The immediate paragraph context is the strain and conflict between believing and unbelieving household members. Household conflict in general would have threatened heir legitimacy (the reason for the household in the first place in Greco-Roman culture and social construct, to produce and protect a legitimate male-citizen heir), the passing on of wealth and family social standing, and would have put at risk one’s survival . . . so literally one “saves” one’s life through the family/household and “loses” one’s life apart from family (that is, a household under a patriarch, male-head-of-household). This was the Greco-Roman way (in the time of New Testament).
This makes better since of Jesus’ words: “Whoever finds his life will lose it, and whoever loses his life for my sake will find it” (Matthew 10:39). Thus, taking up one’s cross (v. 38a) is related to what happens when following Jesus puts one, “for Jesus’ sake” (v. 39b), in a place where one can no longer count on the social construct available for life (literally for survival).

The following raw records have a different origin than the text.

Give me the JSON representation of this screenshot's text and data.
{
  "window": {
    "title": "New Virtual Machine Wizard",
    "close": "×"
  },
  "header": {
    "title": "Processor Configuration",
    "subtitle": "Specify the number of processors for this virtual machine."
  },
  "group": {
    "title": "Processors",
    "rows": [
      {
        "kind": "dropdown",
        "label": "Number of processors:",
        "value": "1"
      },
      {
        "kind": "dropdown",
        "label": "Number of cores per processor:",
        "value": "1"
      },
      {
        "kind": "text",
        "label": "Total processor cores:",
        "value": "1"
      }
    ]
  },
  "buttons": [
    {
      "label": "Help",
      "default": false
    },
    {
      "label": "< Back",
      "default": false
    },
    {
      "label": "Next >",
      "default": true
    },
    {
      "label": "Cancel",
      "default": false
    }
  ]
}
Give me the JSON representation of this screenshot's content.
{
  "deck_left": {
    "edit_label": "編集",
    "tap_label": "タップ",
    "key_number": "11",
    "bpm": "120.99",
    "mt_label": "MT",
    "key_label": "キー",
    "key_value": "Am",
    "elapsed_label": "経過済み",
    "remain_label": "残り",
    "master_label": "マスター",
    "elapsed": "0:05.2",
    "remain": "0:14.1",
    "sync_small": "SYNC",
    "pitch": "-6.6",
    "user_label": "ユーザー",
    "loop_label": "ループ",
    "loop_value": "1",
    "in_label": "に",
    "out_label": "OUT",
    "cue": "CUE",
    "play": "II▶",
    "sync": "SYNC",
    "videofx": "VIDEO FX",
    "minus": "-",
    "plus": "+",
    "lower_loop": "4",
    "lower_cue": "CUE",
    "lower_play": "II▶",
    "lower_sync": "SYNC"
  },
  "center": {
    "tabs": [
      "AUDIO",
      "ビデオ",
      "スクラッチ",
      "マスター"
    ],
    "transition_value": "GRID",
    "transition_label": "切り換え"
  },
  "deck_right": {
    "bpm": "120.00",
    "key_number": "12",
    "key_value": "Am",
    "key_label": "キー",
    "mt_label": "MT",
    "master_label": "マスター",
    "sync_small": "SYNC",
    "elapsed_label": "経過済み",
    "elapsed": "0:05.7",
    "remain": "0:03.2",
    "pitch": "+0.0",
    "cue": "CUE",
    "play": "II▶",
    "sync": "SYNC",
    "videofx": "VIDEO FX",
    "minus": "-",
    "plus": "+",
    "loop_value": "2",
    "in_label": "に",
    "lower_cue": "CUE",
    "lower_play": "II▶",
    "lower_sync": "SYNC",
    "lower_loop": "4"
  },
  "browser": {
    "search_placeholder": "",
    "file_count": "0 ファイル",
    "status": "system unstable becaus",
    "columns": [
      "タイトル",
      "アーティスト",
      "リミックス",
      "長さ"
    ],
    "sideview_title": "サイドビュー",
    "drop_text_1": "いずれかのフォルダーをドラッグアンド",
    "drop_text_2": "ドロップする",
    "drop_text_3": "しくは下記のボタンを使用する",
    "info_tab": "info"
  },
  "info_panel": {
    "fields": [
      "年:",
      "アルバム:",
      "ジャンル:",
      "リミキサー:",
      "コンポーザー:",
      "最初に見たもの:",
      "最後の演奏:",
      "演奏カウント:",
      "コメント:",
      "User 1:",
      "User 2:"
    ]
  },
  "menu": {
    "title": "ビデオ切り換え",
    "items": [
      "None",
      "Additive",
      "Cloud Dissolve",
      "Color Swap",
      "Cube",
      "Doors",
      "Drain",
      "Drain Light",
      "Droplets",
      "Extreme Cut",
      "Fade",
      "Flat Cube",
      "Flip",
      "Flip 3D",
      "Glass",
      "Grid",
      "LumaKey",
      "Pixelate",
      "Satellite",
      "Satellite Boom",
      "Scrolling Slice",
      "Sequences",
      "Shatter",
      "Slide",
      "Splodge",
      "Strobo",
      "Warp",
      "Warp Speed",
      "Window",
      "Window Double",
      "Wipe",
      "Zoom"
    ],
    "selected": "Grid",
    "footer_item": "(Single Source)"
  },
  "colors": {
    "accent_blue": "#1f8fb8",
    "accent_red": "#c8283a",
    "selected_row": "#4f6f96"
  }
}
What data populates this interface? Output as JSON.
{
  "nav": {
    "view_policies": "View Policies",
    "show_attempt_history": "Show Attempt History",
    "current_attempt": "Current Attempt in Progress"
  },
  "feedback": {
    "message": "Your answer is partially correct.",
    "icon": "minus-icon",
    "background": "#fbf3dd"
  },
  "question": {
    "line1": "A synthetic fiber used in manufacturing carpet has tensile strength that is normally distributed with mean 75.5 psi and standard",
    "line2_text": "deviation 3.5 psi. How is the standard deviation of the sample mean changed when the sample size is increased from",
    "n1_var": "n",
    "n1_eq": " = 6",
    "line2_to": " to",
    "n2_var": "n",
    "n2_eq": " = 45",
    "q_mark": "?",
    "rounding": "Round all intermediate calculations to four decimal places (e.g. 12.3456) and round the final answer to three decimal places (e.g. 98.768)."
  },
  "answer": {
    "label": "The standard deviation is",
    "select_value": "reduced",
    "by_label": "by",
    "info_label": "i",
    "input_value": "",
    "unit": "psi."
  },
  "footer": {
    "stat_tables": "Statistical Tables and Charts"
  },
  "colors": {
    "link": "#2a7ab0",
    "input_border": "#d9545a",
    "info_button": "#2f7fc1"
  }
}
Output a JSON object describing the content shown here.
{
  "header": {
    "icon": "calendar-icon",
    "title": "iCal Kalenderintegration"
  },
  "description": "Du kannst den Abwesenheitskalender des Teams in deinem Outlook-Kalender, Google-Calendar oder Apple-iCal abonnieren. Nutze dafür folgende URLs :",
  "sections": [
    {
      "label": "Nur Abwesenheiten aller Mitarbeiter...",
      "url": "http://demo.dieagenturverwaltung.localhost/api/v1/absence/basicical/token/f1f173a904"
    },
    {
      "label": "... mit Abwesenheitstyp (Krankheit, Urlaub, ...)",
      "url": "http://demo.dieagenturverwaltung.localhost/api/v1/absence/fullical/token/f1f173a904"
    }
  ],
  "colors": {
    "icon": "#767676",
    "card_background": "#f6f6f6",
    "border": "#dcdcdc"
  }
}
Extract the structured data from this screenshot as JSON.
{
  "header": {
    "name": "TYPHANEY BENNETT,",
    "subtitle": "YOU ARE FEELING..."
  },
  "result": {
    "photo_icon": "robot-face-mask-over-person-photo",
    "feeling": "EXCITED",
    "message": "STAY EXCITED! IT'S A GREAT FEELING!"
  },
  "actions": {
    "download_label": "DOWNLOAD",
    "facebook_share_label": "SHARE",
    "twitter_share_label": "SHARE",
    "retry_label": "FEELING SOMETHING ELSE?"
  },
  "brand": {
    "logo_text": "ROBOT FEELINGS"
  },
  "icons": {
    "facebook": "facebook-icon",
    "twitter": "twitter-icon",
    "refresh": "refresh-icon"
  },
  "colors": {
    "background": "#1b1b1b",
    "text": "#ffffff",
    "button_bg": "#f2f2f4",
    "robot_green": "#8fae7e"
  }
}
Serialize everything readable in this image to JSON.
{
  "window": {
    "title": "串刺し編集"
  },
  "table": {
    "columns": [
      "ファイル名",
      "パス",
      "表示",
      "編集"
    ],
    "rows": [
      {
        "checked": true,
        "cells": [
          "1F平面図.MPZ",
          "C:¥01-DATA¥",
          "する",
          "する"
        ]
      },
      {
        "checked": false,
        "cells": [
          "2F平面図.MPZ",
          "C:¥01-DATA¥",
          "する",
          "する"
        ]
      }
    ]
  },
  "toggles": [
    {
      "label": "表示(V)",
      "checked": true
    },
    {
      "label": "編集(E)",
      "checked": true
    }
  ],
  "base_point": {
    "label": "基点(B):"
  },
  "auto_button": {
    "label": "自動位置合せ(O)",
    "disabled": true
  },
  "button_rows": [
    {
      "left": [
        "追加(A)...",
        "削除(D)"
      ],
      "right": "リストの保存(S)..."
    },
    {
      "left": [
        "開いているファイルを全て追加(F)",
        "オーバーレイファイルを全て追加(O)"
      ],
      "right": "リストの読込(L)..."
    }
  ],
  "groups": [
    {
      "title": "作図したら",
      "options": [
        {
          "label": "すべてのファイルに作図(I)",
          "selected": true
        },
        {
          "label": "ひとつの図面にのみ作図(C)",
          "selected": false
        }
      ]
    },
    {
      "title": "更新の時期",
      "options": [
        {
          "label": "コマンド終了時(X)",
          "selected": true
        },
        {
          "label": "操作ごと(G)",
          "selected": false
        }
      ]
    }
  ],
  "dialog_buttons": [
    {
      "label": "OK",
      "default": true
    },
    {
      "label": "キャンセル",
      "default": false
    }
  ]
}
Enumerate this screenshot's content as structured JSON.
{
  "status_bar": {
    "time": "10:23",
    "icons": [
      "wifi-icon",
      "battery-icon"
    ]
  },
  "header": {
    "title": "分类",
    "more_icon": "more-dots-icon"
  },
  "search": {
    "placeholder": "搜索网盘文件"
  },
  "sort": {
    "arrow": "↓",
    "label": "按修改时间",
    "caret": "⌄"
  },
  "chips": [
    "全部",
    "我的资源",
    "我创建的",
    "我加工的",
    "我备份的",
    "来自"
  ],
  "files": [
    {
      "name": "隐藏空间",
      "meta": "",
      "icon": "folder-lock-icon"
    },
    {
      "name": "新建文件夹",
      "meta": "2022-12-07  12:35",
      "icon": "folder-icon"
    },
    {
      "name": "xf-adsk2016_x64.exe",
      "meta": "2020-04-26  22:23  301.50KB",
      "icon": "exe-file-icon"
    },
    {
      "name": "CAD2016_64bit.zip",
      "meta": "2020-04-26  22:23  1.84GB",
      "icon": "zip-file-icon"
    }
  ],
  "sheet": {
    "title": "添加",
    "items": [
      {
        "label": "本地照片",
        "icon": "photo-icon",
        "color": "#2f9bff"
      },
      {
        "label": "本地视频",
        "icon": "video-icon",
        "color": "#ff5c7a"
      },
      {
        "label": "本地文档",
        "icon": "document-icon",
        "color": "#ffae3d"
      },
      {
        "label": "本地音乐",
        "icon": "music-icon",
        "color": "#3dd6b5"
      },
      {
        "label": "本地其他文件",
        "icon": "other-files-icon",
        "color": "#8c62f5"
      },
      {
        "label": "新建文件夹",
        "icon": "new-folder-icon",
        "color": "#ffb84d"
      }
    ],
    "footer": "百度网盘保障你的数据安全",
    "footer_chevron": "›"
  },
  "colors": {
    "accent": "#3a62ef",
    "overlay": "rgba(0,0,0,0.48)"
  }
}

So, the significance of this text and these “clichés” is, following Jesus (which this text is about; v. 38b) means to die to (i.e., no longer count on or trust) the ways in which our social constructs and cultural norms provide identity, security, and worth. The Christian’s identity, security, and worth is located in Jesus and in his cross, which, then, sets animosity, alienation, and, potential, hostility in within the world (i.e., society and cultural and institutional place) that currently gives one identity. This is truly Christian discipleship, that is, following after Jesus. This is losing one’s life (i.e., giving up, abandoning, rejecting, not trusting in such social norms--again--for identity, security, and worth) to find real, true life through following Jesus.
The question would, then, be what social constructs and cultural norms give us (give you) identity, security, and worth? These we need to die to in order to have real, true life. This is what it means to actually follow Jesus.
Chip M. Anderson, advocate for biblical social action; pastor of an urban church plant in the Hill neighborhood of New Haven, CT; husband, father, author, former Greek & NT professor; and, 19 years involved with social action.